Top Gear presenter Richard Hammond says the show will be “back on form” when the next series begins later this month – but that it will not be attracting negative headlines.
His promise follows the latest in a series of controversies when the production was attacked by protestors after Clarkson drove a car with a controversial H982 FKL number plate during the Patagonia special, which aired earlier this month.
Hammond told RadioTimes.com: “That’s done. It’s been done. I hope people saw our side of it. Really, all we to want to do is to get back to making the show, to get back to it being a TV show on a Sunday night without all the controversy around it. You can judge it by what it is. Did you enjoy it? Did it make you laugh? Did it entertain, did it tell you things? That’s its job. That’s what we want it to be.”
Hammond also poured cold water on Jeremy Clarkson’s claim that the BBC has warned the show that it would be axed if there is another controversy.
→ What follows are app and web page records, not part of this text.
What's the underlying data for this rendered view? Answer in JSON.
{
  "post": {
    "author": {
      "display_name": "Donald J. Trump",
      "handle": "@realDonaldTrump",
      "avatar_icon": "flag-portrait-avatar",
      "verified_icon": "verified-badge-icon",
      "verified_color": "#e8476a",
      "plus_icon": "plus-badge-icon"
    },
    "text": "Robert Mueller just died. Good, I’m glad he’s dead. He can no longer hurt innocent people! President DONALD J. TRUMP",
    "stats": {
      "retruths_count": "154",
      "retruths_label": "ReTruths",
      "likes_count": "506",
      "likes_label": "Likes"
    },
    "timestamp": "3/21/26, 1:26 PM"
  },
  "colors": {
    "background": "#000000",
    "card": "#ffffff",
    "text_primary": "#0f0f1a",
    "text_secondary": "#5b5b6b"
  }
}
“I think he has kind of retracted that,” said Hammond, although RadioTimes.com can see no public statement to that effect. The BBC declined to comment.
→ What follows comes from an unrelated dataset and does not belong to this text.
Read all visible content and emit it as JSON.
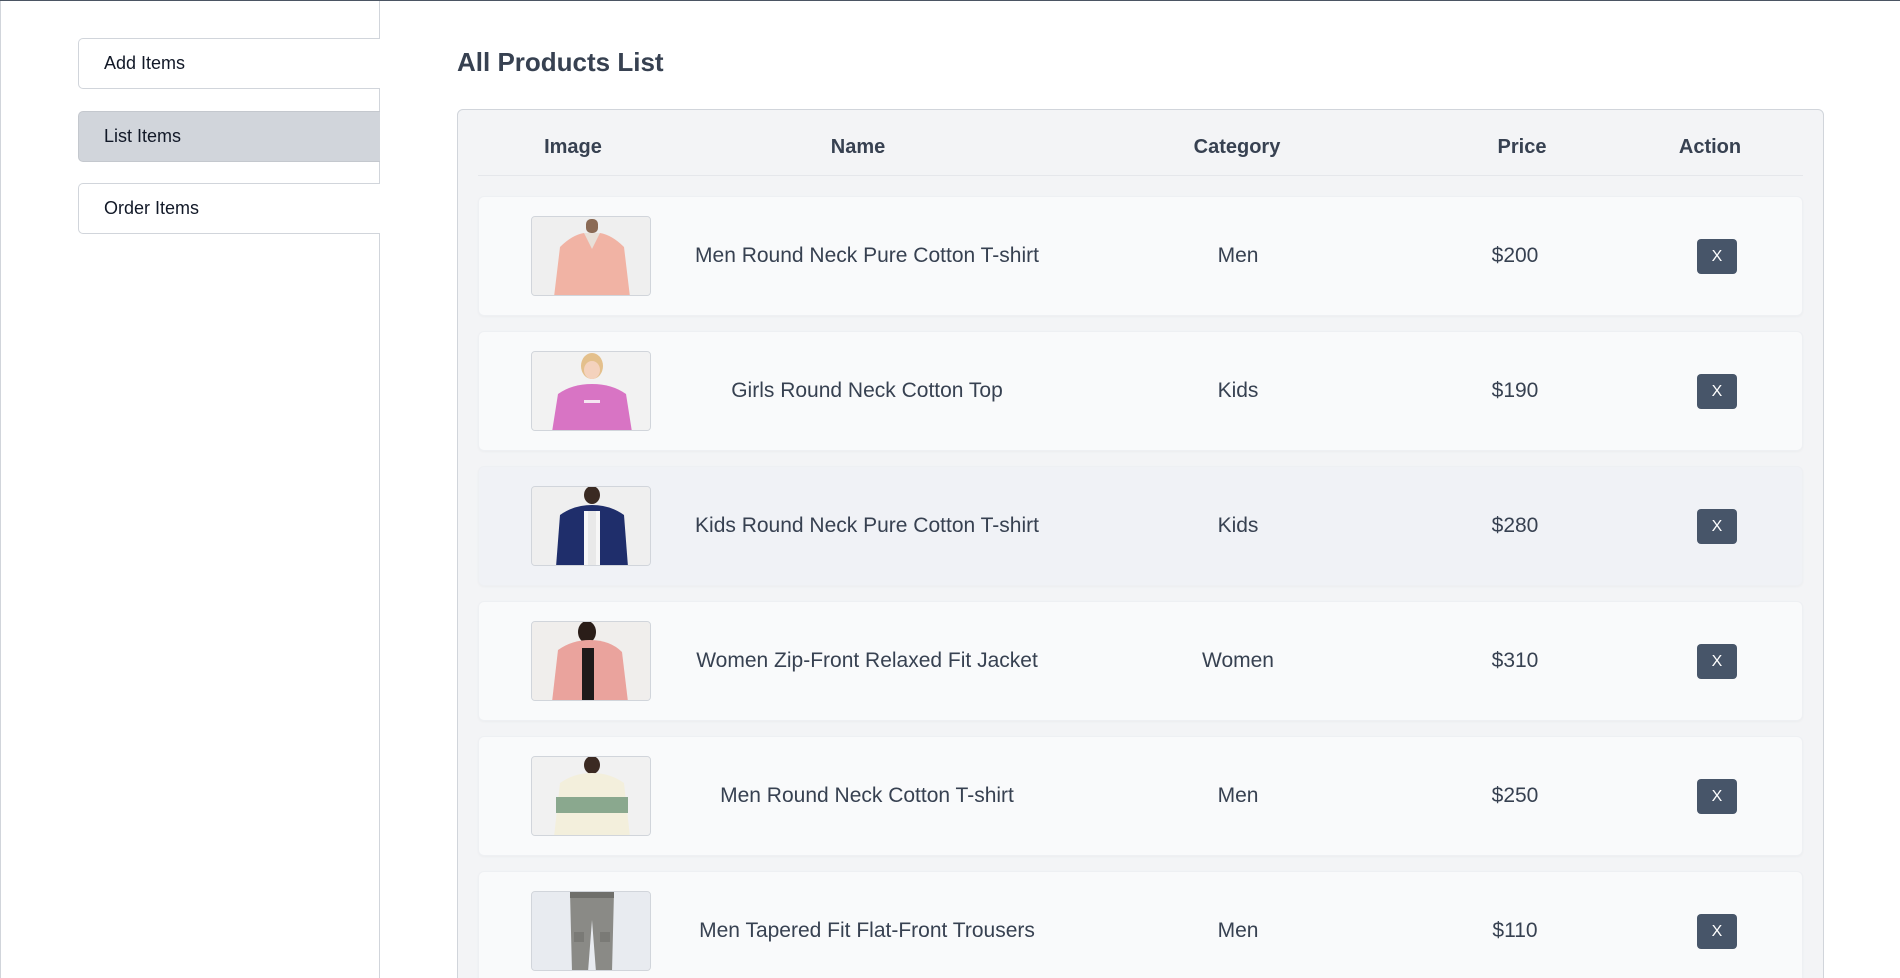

He added: “All we want to do is get on air and make a good TV show. And I have seen some of the film that’s going into the new series and it’s going to be back on form. It’s just a cracking TV show – best footage, best production values, best editing – it’s just a well-crafted thing. Long series to make. A long series to get into our teeth into.”
The show’s executive producer Andy Wilman also weighed into the debate telling trade magazine Broadcast that the show “could do with a bit less telling off” from the BBC.
He said: ““They’re sort of like: ‘Can you be naughty between the hours of [8pm and 9pm], can you be naughty under these conditions.’ Sometimes I feel they don’t trust us at heart, but actually – apart from the very odd occasion – we can be trusted.”
Top Gear will return to BBC2 on January 25th for a ten episode series and the team will film the studio recordings next week.
They travel to St Petersburg in the first episode, with singer Ed Sheeran as the Star in a Reasonably Priced Car.
Episode two sees them pick a brand new GT car and assemble it in the Northern Territory, Australia, where they “engage in a classic adventure involving crocodiles, camping and cows”.
The next series will be the 22nd. Asked how long it would last, Hammond said that “everything has a life”.
Would they stop if they started to resemble the three old men from the classic sitcom Last of the Summer Wine, a show it is sometimes cruelly compared to?
“We are not far off now,” he laughed. “I really don’t know.”
Hammond added that another Top Gear Special has not been confirmed, but when asked whether the team would return to Argentina he joked: “Maybe not”.
Hammond will also feature in the second run of his National Geographic Show Science of Stupid which returns next month.
“It’s a different kind of show. A solo project can be a lot of fun,” he said. “It combines a lot of things I’m interested in.
“Watching people fall flat on their face is always funny. You feel a bit guilty. But, because we are looking at the science behind it, it’s excusable and you can sit back and enjoy it because we are learning. Why you can’t race an office chair down the road, for example?”
Series two of Science of Stupid starts on Wednesday 11th February at 10pm on National Geographic Channel